AIM OF THE TASK.
Leaving out the pictures, print exactly the lines from the one holding "Serialize everything readable" to the last line of the entries below, both included, and nothing more.
----
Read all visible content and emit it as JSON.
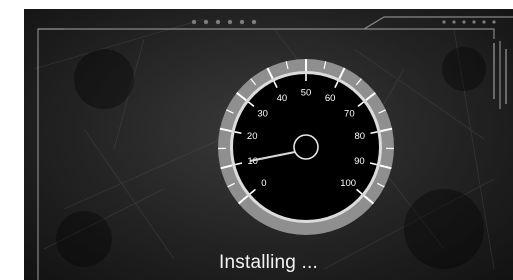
{
  "installer": {
    "status_text": "Installing ...",
    "progress_gauge": {
      "scale_min": 0,
      "scale_max": 100,
      "scale_labels": [
        "0",
        "10",
        "20",
        "30",
        "40",
        "50",
        "60",
        "70",
        "80",
        "90",
        "100"
      ],
      "needle_value": 10
    }
  },
  "colors": {
    "background": "#1e1e1e",
    "frame_line": "#9a9a9a",
    "gauge_ring": "#8f8f8f",
    "gauge_face": "#000000",
    "needle": "#d9d9d9",
    "text": "#f2f2f2"
  }
}
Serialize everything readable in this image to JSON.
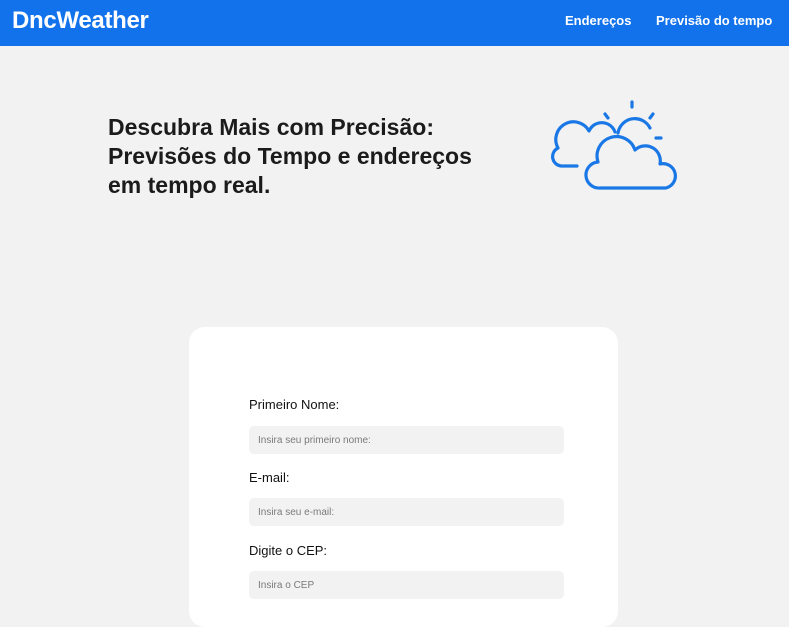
{
  "header": {
    "brand": "DncWeather",
    "nav": [
      "Endereços",
      "Previsão do tempo"
    ]
  },
  "hero": {
    "title_lines": [
      "Descubra Mais com Precisão:",
      "Previsões do Tempo e endereços",
      "em tempo real."
    ],
    "icon": "partly-cloudy-weather-icon"
  },
  "form": {
    "fields": [
      {
        "label": "Primeiro Nome:",
        "placeholder": "Insira seu primeiro nome:",
        "value": ""
      },
      {
        "label": "E-mail:",
        "placeholder": "Insira seu e-mail:",
        "value": ""
      },
      {
        "label": "Digite o CEP:",
        "placeholder": "Insira o CEP",
        "value": ""
      }
    ]
  },
  "colors": {
    "header_bg": "#1172eb",
    "icon_stroke": "#1a78e6",
    "page_bg": "#f2f2f2",
    "card_bg": "#ffffff"
  }
}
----
REPLY.
Serialize everything readable in this image to JSON.
{
  "header": {
    "brand": "DncWeather",
    "nav": [
      "Endereços",
      "Previsão do tempo"
    ]
  },
  "hero": {
    "title_lines": [
      "Descubra Mais com Precisão:",
      "Previsões do Tempo e endereços",
      "em tempo real."
    ],
    "icon": "partly-cloudy-weather-icon"
  },
  "form": {
    "fields": [
      {
        "label": "Primeiro Nome:",
        "placeholder": "Insira seu primeiro nome:",
        "value": ""
      },
      {
        "label": "E-mail:",
        "placeholder": "Insira seu e-mail:",
        "value": ""
      },
      {
        "label": "Digite o CEP:",
        "placeholder": "Insira o CEP",
        "value": ""
      }
    ]
  },
  "colors": {
    "header_bg": "#1172eb",
    "icon_stroke": "#1a78e6",
    "page_bg": "#f2f2f2",
    "card_bg": "#ffffff"
  }
}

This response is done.